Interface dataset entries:
================================
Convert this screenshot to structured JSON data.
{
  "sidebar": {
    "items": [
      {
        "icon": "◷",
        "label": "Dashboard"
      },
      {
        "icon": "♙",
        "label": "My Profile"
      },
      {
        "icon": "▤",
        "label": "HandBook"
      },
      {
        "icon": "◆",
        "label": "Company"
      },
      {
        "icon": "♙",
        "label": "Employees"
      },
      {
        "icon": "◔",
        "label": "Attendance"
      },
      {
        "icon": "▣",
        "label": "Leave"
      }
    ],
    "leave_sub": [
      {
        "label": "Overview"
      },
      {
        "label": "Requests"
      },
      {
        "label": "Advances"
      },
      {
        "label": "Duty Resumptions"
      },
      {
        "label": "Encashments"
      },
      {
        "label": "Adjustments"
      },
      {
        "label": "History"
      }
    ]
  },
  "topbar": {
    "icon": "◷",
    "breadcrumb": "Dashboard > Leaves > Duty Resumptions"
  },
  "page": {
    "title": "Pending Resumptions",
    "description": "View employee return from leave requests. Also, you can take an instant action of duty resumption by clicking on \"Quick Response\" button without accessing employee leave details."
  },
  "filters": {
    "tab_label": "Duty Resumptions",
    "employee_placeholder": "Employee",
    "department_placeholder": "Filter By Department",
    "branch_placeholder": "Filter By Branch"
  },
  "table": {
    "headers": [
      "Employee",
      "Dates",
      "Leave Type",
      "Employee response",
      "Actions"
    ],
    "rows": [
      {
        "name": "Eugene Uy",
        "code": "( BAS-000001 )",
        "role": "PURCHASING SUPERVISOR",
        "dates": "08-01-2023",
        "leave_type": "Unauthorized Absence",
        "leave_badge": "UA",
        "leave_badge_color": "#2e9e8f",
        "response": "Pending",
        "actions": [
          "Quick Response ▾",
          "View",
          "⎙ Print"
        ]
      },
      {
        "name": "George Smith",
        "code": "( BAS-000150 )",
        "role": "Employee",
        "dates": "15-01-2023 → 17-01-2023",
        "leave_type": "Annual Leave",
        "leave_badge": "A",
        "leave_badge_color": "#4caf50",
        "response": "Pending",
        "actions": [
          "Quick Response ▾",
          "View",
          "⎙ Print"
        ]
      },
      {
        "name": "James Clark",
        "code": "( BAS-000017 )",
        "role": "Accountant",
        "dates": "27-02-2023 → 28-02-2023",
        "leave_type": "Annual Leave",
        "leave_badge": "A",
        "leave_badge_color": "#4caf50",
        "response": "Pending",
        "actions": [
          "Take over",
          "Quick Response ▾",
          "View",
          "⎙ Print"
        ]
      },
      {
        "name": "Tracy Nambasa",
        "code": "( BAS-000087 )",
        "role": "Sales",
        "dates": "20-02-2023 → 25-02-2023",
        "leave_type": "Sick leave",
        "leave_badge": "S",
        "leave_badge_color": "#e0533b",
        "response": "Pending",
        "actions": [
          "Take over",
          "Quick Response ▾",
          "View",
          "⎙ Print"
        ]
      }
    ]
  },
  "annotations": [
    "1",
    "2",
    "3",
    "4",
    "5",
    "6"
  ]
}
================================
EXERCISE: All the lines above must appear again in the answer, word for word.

EXERCISE ANSWER:
Convert this screenshot to structured JSON data.
{
  "sidebar": {
    "items": [
      {
        "icon": "◷",
        "label": "Dashboard"
      },
      {
        "icon": "♙",
        "label": "My Profile"
      },
      {
        "icon": "▤",
        "label": "HandBook"
      },
      {
        "icon": "◆",
        "label": "Company"
      },
      {
        "icon": "♙",
        "label": "Employees"
      },
      {
        "icon": "◔",
        "label": "Attendance"
      },
      {
        "icon": "▣",
        "label": "Leave"
      }
    ],
    "leave_sub": [
      {
        "label": "Overview"
      },
      {
        "label": "Requests"
      },
      {
        "label": "Advances"
      },
      {
        "label": "Duty Resumptions"
      },
      {
        "label": "Encashments"
      },
      {
        "label": "Adjustments"
      },
      {
        "label": "History"
      }
    ]
  },
  "topbar": {
    "icon": "◷",
    "breadcrumb": "Dashboard > Leaves > Duty Resumptions"
  },
  "page": {
    "title": "Pending Resumptions",
    "description": "View employee return from leave requests. Also, you can take an instant action of duty resumption by clicking on \"Quick Response\" button without accessing employee leave details."
  },
  "filters": {
    "tab_label": "Duty Resumptions",
    "employee_placeholder": "Employee",
    "department_placeholder": "Filter By Department",
    "branch_placeholder": "Filter By Branch"
  },
  "table": {
    "headers": [
      "Employee",
      "Dates",
      "Leave Type",
      "Employee response",
      "Actions"
    ],
    "rows": [
      {
        "name": "Eugene Uy",
        "code": "( BAS-000001 )",
        "role": "PURCHASING SUPERVISOR",
        "dates": "08-01-2023",
        "leave_type": "Unauthorized Absence",
        "leave_badge": "UA",
        "leave_badge_color": "#2e9e8f",
        "response": "Pending",
        "actions": [
          "Quick Response ▾",
          "View",
          "⎙ Print"
        ]
      },
      {
        "name": "George Smith",
        "code": "( BAS-000150 )",
        "role": "Employee",
        "dates": "15-01-2023 → 17-01-2023",
        "leave_type": "Annual Leave",
        "leave_badge": "A",
        "leave_badge_color": "#4caf50",
        "response": "Pending",
        "actions": [
          "Quick Response ▾",
          "View",
          "⎙ Print"
        ]
      },
      {
        "name": "James Clark",
        "code": "( BAS-000017 )",
        "role": "Accountant",
        "dates": "27-02-2023 → 28-02-2023",
        "leave_type": "Annual Leave",
        "leave_badge": "A",
        "leave_badge_color": "#4caf50",
        "response": "Pending",
        "actions": [
          "Take over",
          "Quick Response ▾",
          "View",
          "⎙ Print"
        ]
      },
      {
        "name": "Tracy Nambasa",
        "code": "( BAS-000087 )",
        "role": "Sales",
        "dates": "20-02-2023 → 25-02-2023",
        "leave_type": "Sick leave",
        "leave_badge": "S",
        "leave_badge_color": "#e0533b",
        "response": "Pending",
        "actions": [
          "Take over",
          "Quick Response ▾",
          "View",
          "⎙ Print"
        ]
      }
    ]
  },
  "annotations": [
    "1",
    "2",
    "3",
    "4",
    "5",
    "6"
  ]
}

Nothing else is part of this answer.